*** Block opens ***

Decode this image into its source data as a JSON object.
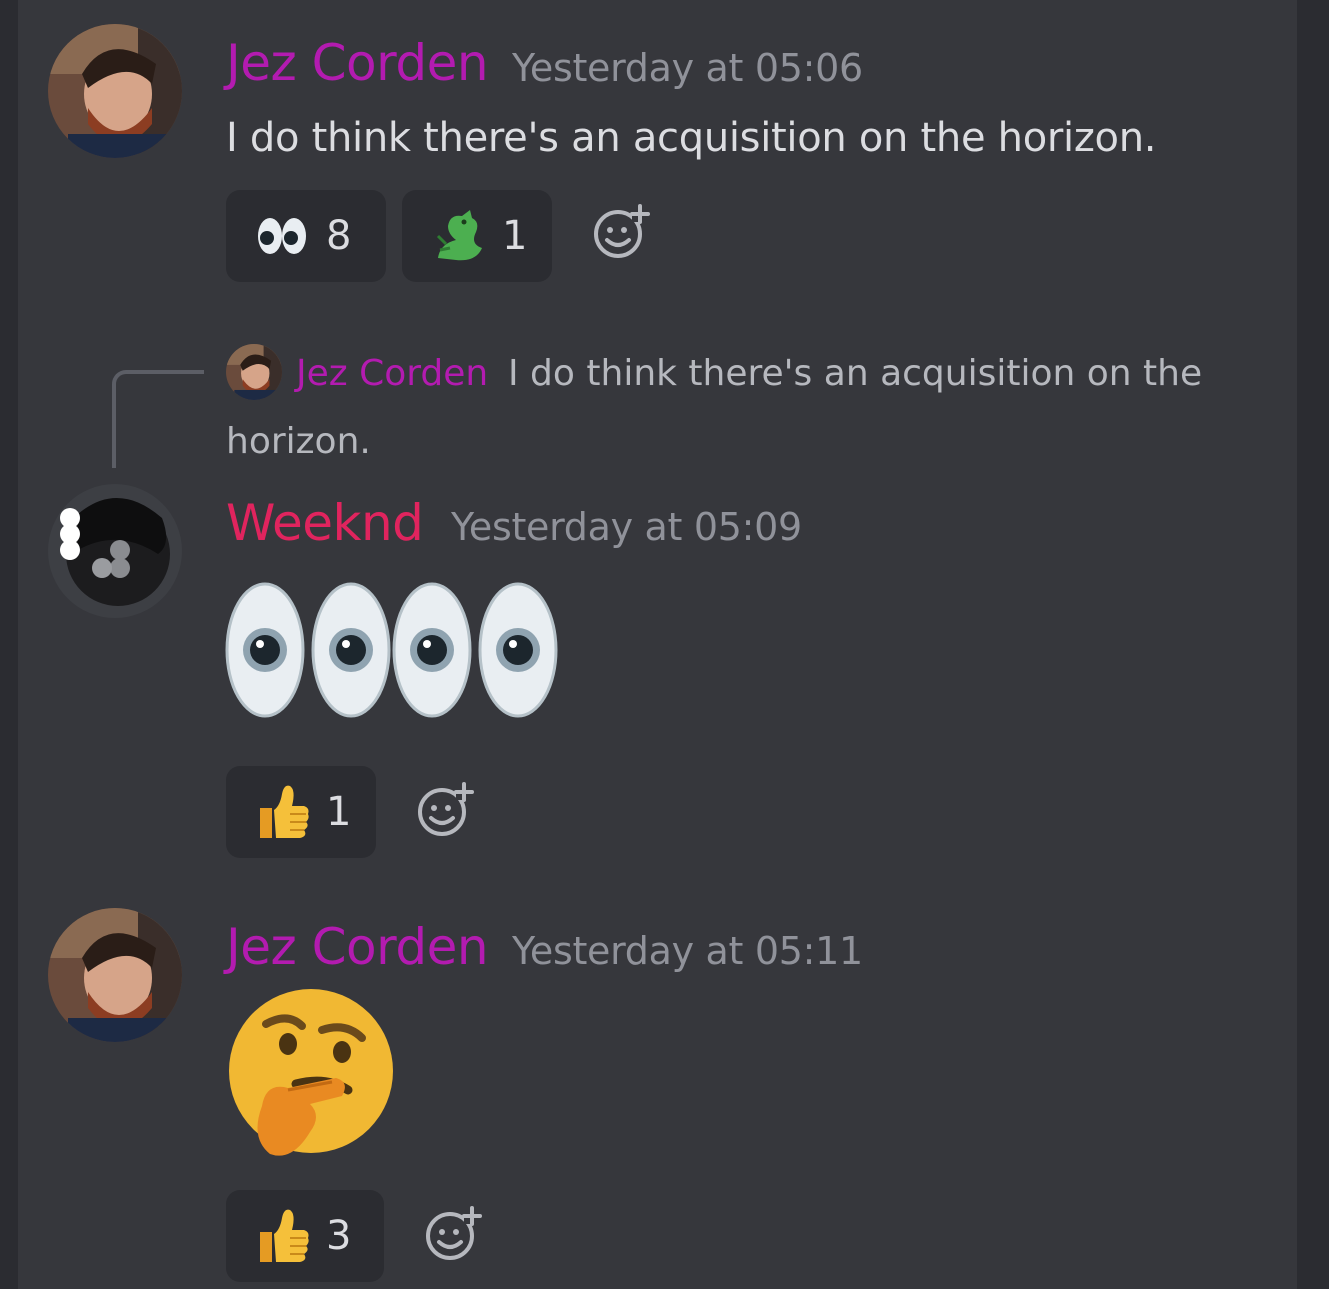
{
  "colors": {
    "jez": "#b31bb0",
    "weeknd": "#e0245e",
    "timestamp": "#90929a",
    "text": "#dcdde1"
  },
  "messages": [
    {
      "author": "Jez Corden",
      "timestamp": "Yesterday at 05:06",
      "text": "I do think there's an acquisition on the horizon.",
      "reactions": [
        {
          "emoji": "eyes",
          "count": "8"
        },
        {
          "emoji": "dragon",
          "count": "1"
        }
      ]
    },
    {
      "reply_to": {
        "author": "Jez Corden",
        "text_line1": "I do think there's an acquisition on the",
        "text_line2": "horizon."
      },
      "author": "Weeknd",
      "timestamp": "Yesterday at 05:09",
      "emoji_content": [
        "eyes",
        "eyes"
      ],
      "reactions": [
        {
          "emoji": "thumbs-up",
          "count": "1"
        }
      ]
    },
    {
      "author": "Jez Corden",
      "timestamp": "Yesterday at 05:11",
      "emoji_content": [
        "thinking-face"
      ],
      "reactions": [
        {
          "emoji": "thumbs-up",
          "count": "3"
        }
      ]
    }
  ]
}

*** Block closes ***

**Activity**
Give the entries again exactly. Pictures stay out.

**Output for this exercise**
Decode this image into its source data as a JSON object.
{
  "colors": {
    "jez": "#b31bb0",
    "weeknd": "#e0245e",
    "timestamp": "#90929a",
    "text": "#dcdde1"
  },
  "messages": [
    {
      "author": "Jez Corden",
      "timestamp": "Yesterday at 05:06",
      "text": "I do think there's an acquisition on the horizon.",
      "reactions": [
        {
          "emoji": "eyes",
          "count": "8"
        },
        {
          "emoji": "dragon",
          "count": "1"
        }
      ]
    },
    {
      "reply_to": {
        "author": "Jez Corden",
        "text_line1": "I do think there's an acquisition on the",
        "text_line2": "horizon."
      },
      "author": "Weeknd",
      "timestamp": "Yesterday at 05:09",
      "emoji_content": [
        "eyes",
        "eyes"
      ],
      "reactions": [
        {
          "emoji": "thumbs-up",
          "count": "1"
        }
      ]
    },
    {
      "author": "Jez Corden",
      "timestamp": "Yesterday at 05:11",
      "emoji_content": [
        "thinking-face"
      ],
      "reactions": [
        {
          "emoji": "thumbs-up",
          "count": "3"
        }
      ]
    }
  ]
}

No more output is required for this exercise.